- Windows Server 2012 Hyper-V
- Windows Server 2012 as the guest OS
Why the hell would you want to create NIC teams in the guest OS? Look at the following image. The virtual switch is connected to a NIC team. If any physical NIC or fault tolerant physical network appliance fails then the virtual machines stay online. That gives us LBFO for the single virtual NICs.
But this architecture is not always applicable. What if you decided to implement Single Root IO Virtualization (SR-IOV)? With this architecture, virtual machine network traffic will bypass the management OS network stack, and this means it bypasses the NIC team! Virtual machines connect directly to Virtual Functions (VFs) on the physical NIC. The host won’t give you LBFO then. So what do you do?
The below illustration is the NIC teaming architecture for SR-IOV. There is no NIC team in the host. In my example, each physical NIC is connected to a different physical access switch. This gives network path fault tolerance. A virtual switch is created for each physical NIC. Note: no NIC team in the management OS. The virtual machine is created with 2 NICs. The guest OS (WS2012) is deployed/installed in the virtual machine, and WS2012 NIC teaming is configured in the guest OS.
Note: I said that the SR-IOV enabled NIC route traffic through a virtual switch. That is true, most of the time. The virtual switch is mapped to a Physical Function (PF) on the NIC, the virtual NIC is connected to the virtual switch, and this creates an association with the physical NIC. Traditional virtual network is employed during Live Migration and maintained if the destination host does not support SR-IOV. And that’s why the below diagram is drawn as it is.
The benefit here is you get all the scalability and performance of SR-IOV, and you get LBFO. The problem is that you’re now having to do LBFO in every VM that will require it (and we know they all will) instead of creating the NIC team once in the management OS. This would prove to be tricky in clouds, where IT has nothing to do with a VM – clouds feature self service. That means guest OS administration is the responsibility of the delegated admin (a “user”: developer, tester, application administrator, a branch office admin, and so on). These are often the people you least want to have touching complex infrastructure.
My advice when it comes to considering mixing SR-IOV and NIC teaming in a self-service cloud: be very careful. I would not mix them. I would do the legacy architecture without SR-IOV in a self-service cloud.
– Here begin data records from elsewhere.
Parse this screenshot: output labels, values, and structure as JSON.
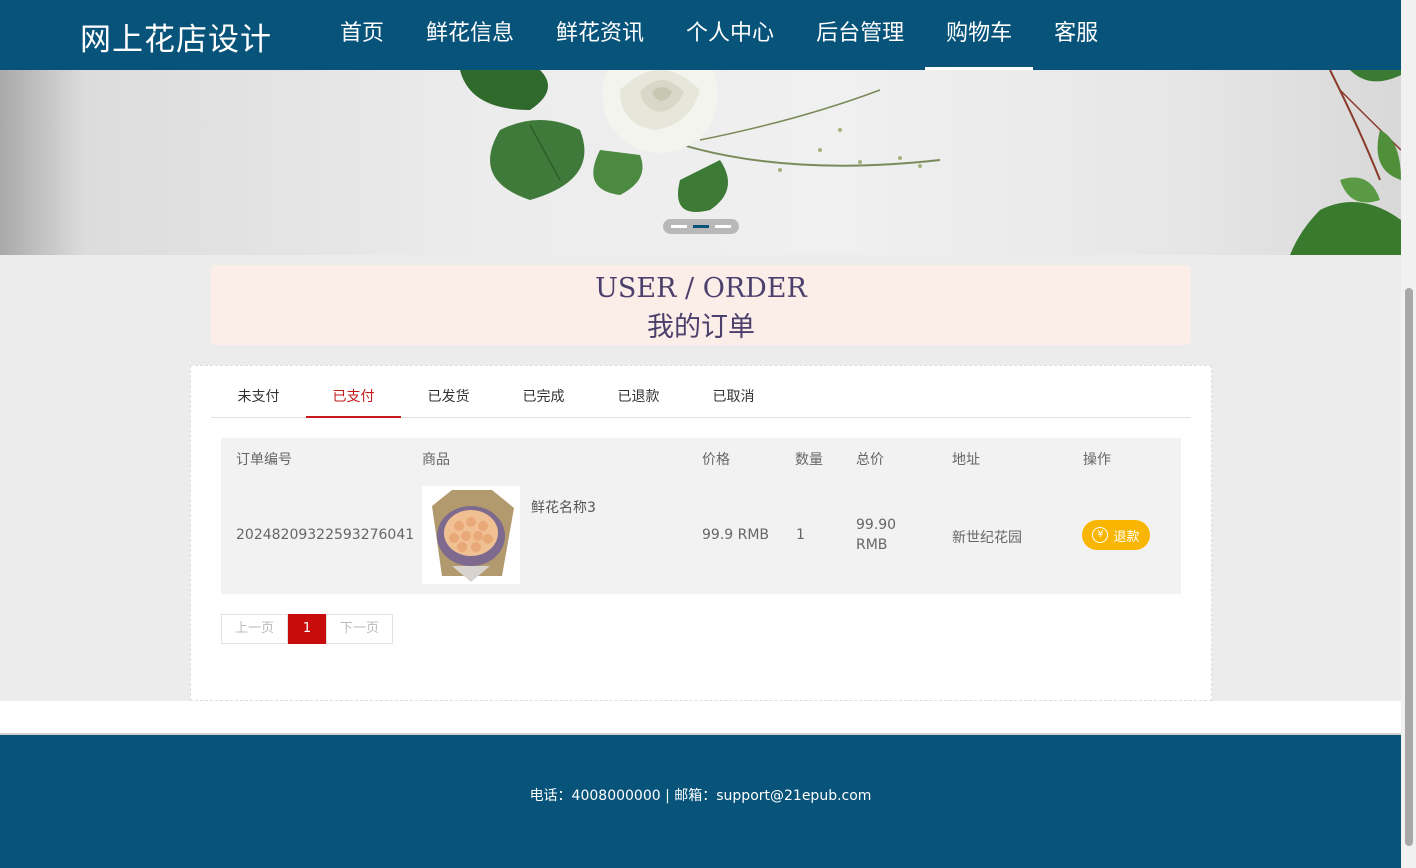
{
  "header": {
    "brand": "网上花店设计",
    "nav": [
      "首页",
      "鲜花信息",
      "鲜花资讯",
      "个人中心",
      "后台管理",
      "购物车",
      "客服"
    ],
    "active_nav": "购物车"
  },
  "banner": {
    "slide_count": 3,
    "active_slide": 2
  },
  "page_title": {
    "en": "USER / ORDER",
    "cn": "我的订单"
  },
  "tabs": [
    "未支付",
    "已支付",
    "已发货",
    "已完成",
    "已退款",
    "已取消"
  ],
  "active_tab": "已支付",
  "table": {
    "headers": [
      "订单编号",
      "商品",
      "价格",
      "数量",
      "总价",
      "地址",
      "操作"
    ],
    "rows": [
      {
        "order_no": "20248209322593276041",
        "product_name": "鲜花名称3",
        "price": "99.9 RMB",
        "qty": "1",
        "total_amount": "99.90",
        "total_unit": "RMB",
        "address": "新世纪花园",
        "action": "退款"
      }
    ]
  },
  "pager": {
    "prev": "上一页",
    "current": "1",
    "next": "下一页"
  },
  "footer": {
    "text": "电话：4008000000 | 邮箱：support@21epub.com"
  },
  "colors": {
    "header_bg": "#07537a",
    "accent_red": "#c51b1b",
    "refund_btn": "#f9b600"
  },
  "icons": {
    "refund": "yen-icon"
  }
}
I would only use SR-IOV for those hosts that require it, and the ones that will run virtual machines that IT will be managing.
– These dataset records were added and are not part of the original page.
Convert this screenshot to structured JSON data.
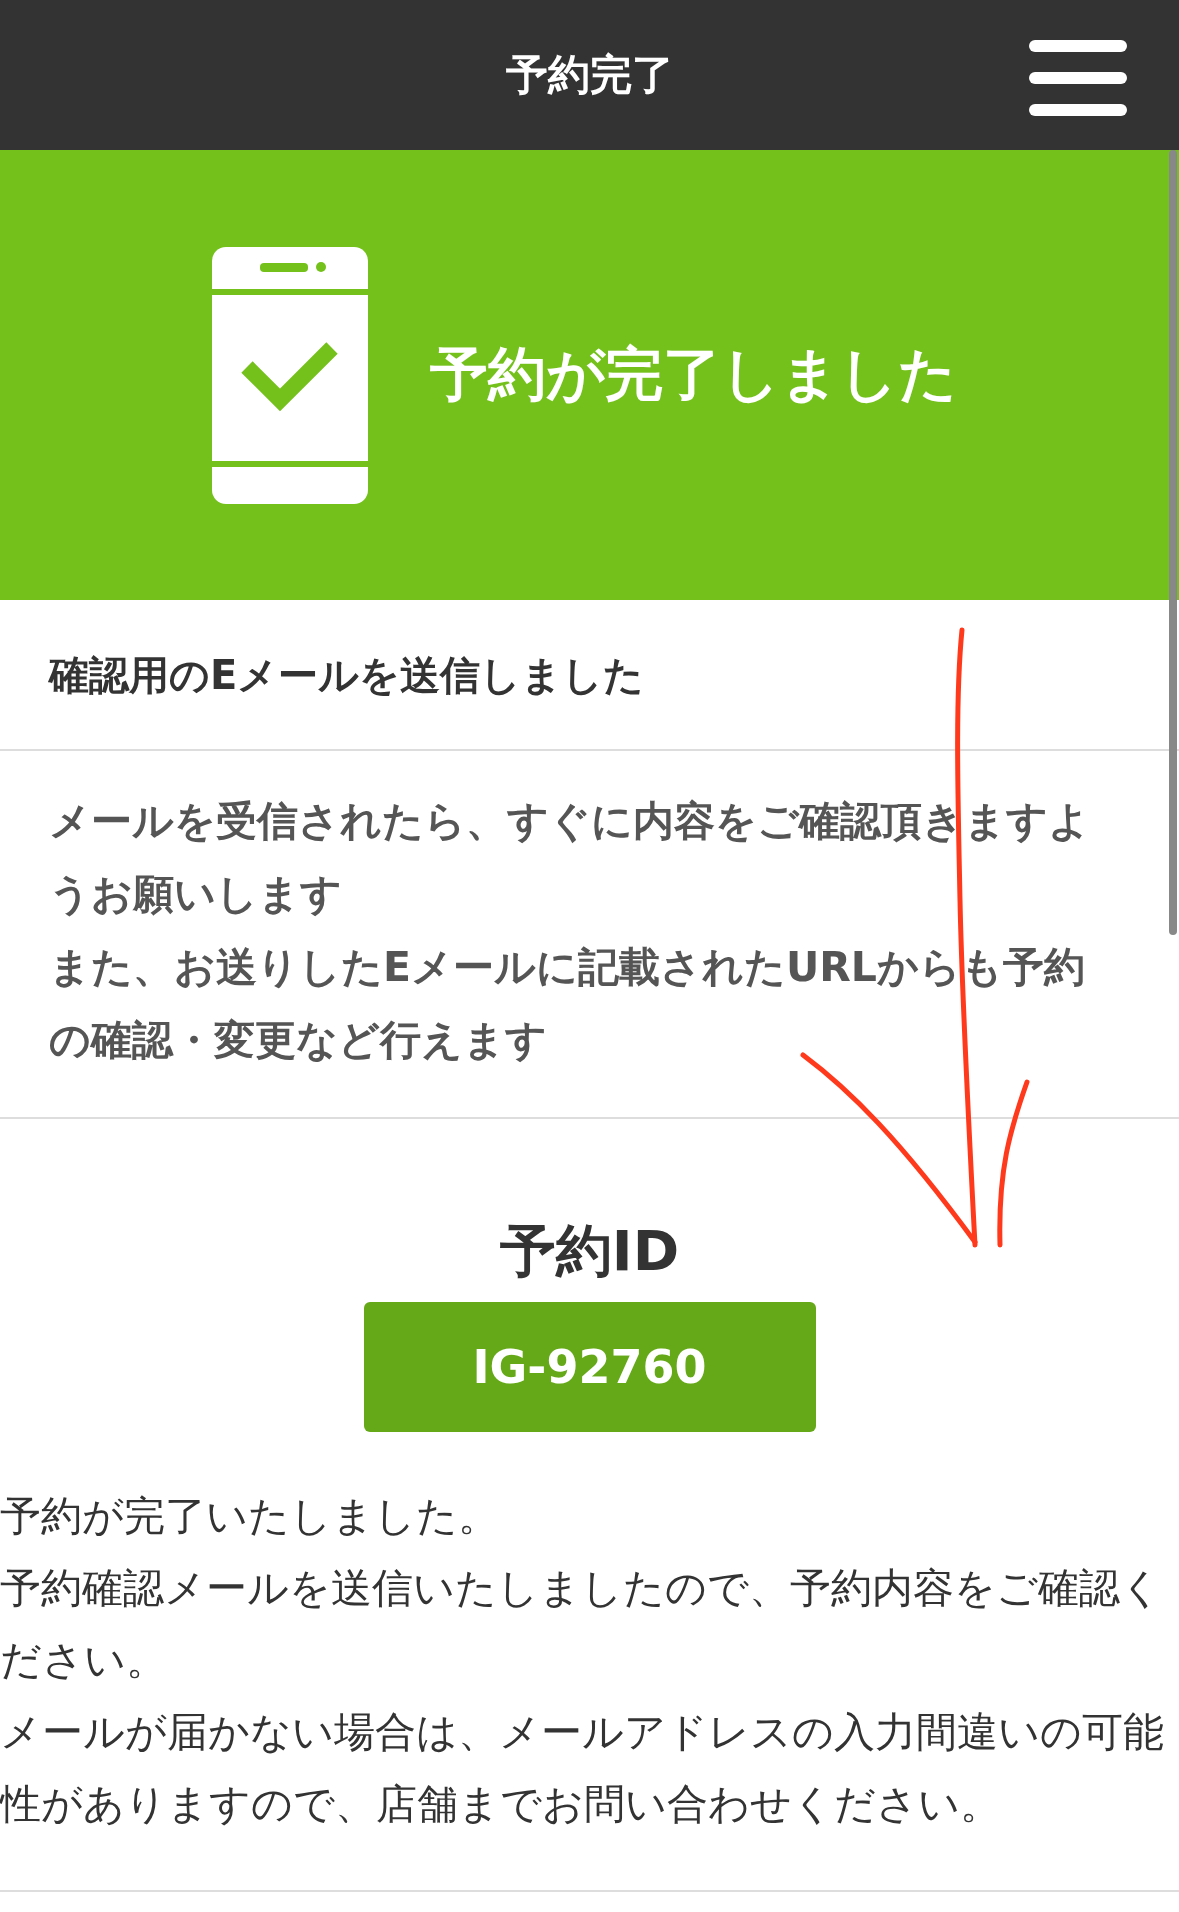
{
  "header": {
    "title": "予約完了"
  },
  "banner": {
    "title": "予約が完了しました"
  },
  "notice": {
    "heading": "確認用のEメールを送信しました",
    "lines": [
      "メールを受信されたら、すぐに内容をご確認頂きますようお願いします",
      "また、お送りしたEメールに記載されたURLからも予約の確認・変更など行えます"
    ]
  },
  "reservation": {
    "label": "予約ID",
    "id": "IG-92760"
  },
  "message": [
    "予約が完了いたしました。",
    "予約確認メールを送信いたしましたので、予約内容をご確認ください。",
    "メールが届かない場合は、メールアドレスの入力間違いの可能性がありますので、店舗までお問い合わせください。"
  ]
}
There are some support statements from Microsoft for guest OS teaming:
To be supported the virtual NICs in the guest OS NIC team must be on different virtual switches, as in the above diagram. There is nothing to stop you from putting all the virtual NICs on the same virtual switch. But it is not supported.
The virtual switches must be external virtual switches. The team will be offline if connected to internal or private virtual switches.
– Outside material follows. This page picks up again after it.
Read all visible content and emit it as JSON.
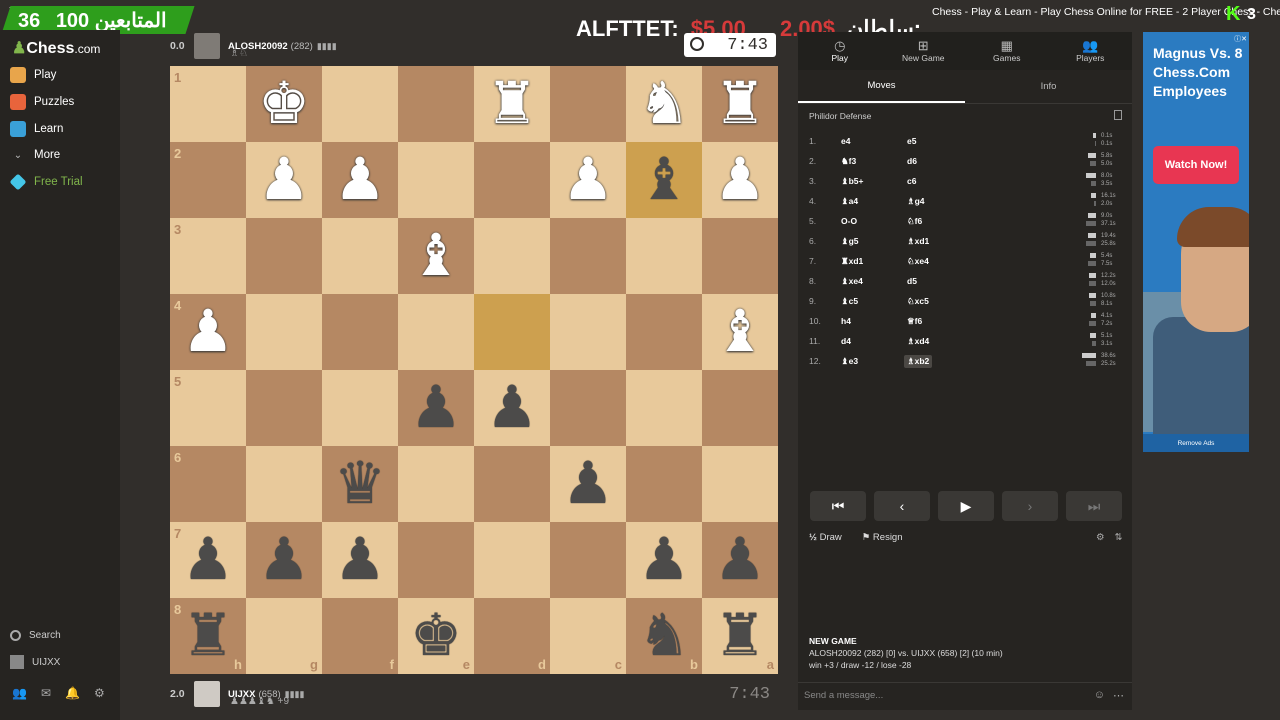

Although you can have 12 virtual NICs in a virtual machine (by mixing Legacy and Synthetic types), a guest OS NIC team supports just 2 virtual NICs. There is nothing to stop you creating larger NIC teams, but they will not be supported.
Do not configure VLAN IDs for virtual NICs that will be teamed.
Note: NIC teaming must be enabled in the advanced properties of the virtual NIC in the VM’s properties to do guest OS NIC teaming.
The Guest OS NIC Team
The only valid configuration for a NIC team created inside of a VM is:
- Switch Independent: The team is connected to two Hyper-V external virtual switches. They are not stacked, and they do not support static or LACP teaming.
- Address Hashing: The team will use 1 of the three hashing methods to distribute network traffic through the team members (virtual NICs).
Helpfully, the GUI (LBFOADMIN.EXE) greys out these two settings when you create a NIC team in a guest OS. Just keep these settings in mind if you try to create a guest OS NIC team using New-NetLBFOTeam.
This information has been brought to you by Windows Server 2012 Hyper-V Installation and Configuration Guide (available on pre-order on Amazon) where you’ll find lots of PowerShell like in this script: